* Action item:
Scan the data, and whenever a line contains "here", copy it.

Items from an interface collection:

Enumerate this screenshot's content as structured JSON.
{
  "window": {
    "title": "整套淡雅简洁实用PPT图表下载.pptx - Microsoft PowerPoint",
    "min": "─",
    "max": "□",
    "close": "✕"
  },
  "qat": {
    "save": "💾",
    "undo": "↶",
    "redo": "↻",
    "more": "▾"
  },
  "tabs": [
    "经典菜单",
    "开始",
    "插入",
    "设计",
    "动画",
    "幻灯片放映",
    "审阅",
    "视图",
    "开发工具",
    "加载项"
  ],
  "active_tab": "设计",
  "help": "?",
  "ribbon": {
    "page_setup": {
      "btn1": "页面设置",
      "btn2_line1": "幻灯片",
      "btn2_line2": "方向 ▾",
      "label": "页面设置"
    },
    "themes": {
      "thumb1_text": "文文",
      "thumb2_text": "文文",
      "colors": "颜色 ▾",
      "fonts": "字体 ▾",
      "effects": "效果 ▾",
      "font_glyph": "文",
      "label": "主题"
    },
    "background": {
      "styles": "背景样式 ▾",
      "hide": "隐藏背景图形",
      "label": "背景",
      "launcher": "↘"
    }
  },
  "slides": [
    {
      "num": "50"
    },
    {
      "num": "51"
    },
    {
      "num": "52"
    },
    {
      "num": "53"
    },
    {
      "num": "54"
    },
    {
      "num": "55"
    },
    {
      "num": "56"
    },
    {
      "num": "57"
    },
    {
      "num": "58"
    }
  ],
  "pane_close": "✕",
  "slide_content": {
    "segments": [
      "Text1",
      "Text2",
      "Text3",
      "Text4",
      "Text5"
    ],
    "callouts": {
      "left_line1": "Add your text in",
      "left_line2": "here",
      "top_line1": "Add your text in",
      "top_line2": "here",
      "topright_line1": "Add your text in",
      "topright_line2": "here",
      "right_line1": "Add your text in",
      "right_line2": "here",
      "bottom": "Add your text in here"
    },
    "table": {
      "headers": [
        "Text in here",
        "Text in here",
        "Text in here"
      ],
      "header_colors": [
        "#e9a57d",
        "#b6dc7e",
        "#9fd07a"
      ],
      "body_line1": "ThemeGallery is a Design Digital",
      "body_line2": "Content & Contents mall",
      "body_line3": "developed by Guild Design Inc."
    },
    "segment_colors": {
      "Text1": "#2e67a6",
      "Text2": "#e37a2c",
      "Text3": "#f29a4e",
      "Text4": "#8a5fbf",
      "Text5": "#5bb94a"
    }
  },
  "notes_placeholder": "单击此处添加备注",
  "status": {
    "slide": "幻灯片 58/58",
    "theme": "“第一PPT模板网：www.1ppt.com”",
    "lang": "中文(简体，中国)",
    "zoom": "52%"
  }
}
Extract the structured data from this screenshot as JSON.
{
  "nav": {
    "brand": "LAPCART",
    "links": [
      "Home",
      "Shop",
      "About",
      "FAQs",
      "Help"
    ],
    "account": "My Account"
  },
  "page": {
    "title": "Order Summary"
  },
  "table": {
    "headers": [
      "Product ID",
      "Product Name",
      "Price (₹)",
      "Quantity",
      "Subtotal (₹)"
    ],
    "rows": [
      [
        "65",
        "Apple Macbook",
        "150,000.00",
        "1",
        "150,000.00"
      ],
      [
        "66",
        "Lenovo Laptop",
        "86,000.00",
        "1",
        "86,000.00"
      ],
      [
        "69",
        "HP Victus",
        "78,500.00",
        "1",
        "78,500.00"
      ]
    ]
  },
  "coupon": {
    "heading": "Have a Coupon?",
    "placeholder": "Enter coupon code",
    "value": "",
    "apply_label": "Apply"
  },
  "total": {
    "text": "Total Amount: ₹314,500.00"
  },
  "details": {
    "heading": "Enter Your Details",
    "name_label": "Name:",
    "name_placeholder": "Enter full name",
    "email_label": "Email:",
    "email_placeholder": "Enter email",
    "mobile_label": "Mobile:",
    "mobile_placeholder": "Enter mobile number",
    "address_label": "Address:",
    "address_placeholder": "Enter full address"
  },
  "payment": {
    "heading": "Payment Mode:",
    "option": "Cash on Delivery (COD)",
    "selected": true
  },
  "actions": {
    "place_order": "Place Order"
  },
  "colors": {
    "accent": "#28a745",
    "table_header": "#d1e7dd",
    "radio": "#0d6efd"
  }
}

* Problem solution:
      "left_line2": "here",
      "top_line2": "here",
      "topright_line2": "here",
      "right_line2": "here",
      "bottom": "Add your text in here"
        "Text in here",
        "Text in here",
        "Text in here"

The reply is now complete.